Global Change – A Long View
We who teach the introductory-level environmental science courses often single out humans, as a species, for changing the global physical and biological environment. The changes are so great, we say, that a group of geoscientists has been pushing to call our current epoch of geologic time the Anthropocene.
Perhaps we give ourselves too much credit: we are not the first or only living things to affect the global environment. Consider the lowly (?) cyanobacteria. About two billion years ago, these photosynthetic organisms became populous enough to change Earth’s oxygen cycle. Around the same time as a population explosion of cyanobacteria (as seen in the fossil record), oxidized iron minerals start to show up in sediments. This probably means that the amount of molecular oxygen (O2) in the atmosphere increased by a factor of 10-100 over previous levels. You could think of this as “pollution” on a massive scale. (Other examples of biologically-driven changes to Earth’s physical and chemical environment exist; non-human living things still exert a large influence on Earth’s environment in ways you may not expect and in places you don’t expect to see it.)

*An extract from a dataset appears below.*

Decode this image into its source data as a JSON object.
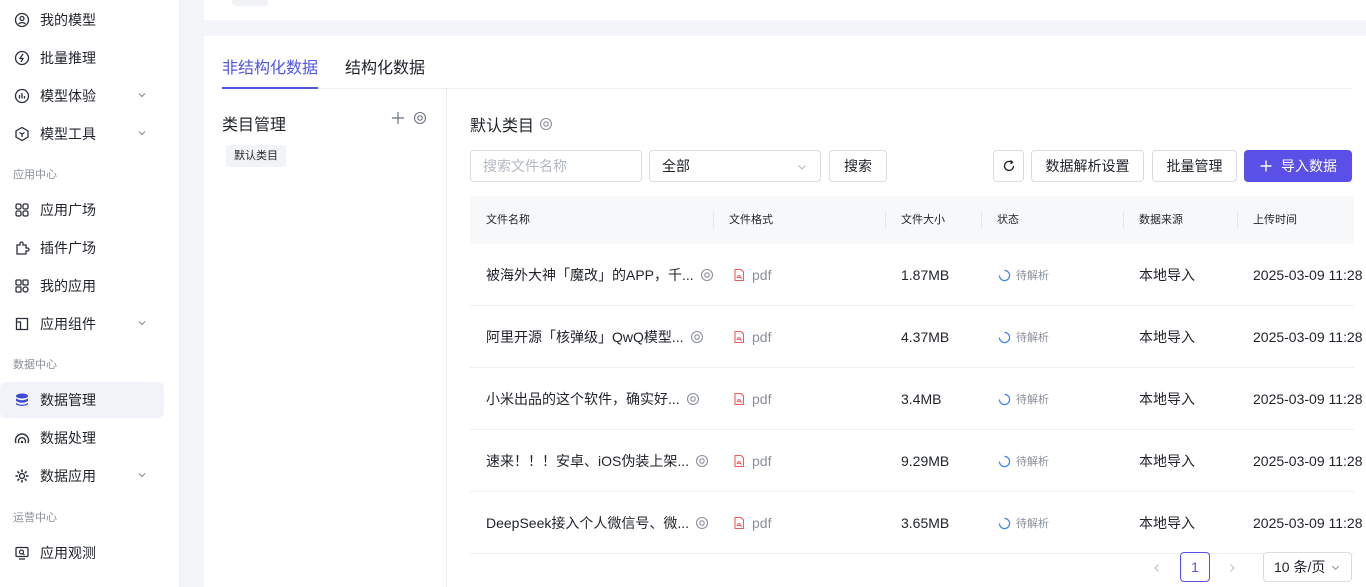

We should be careful when discussing the human impact on the physical environment. Rather than being a means of judging how “good” or “bad” we are to the planet, a footprint analysis can be a way to engage students with broader themes within the sciences. Maybe, when we discuss the human footprint in our classes, we should qualify our statements: humans have affected Earth’s environmental systems at a scale disproportionate to our biomass. Or maybe we should couch it in terms of Earth’s history (my preference). After all, the other major biologically-driven change to Earth’s physical environemt – the rise of oxygen in the atmosphere – was one of the most significant events in the history of our planet.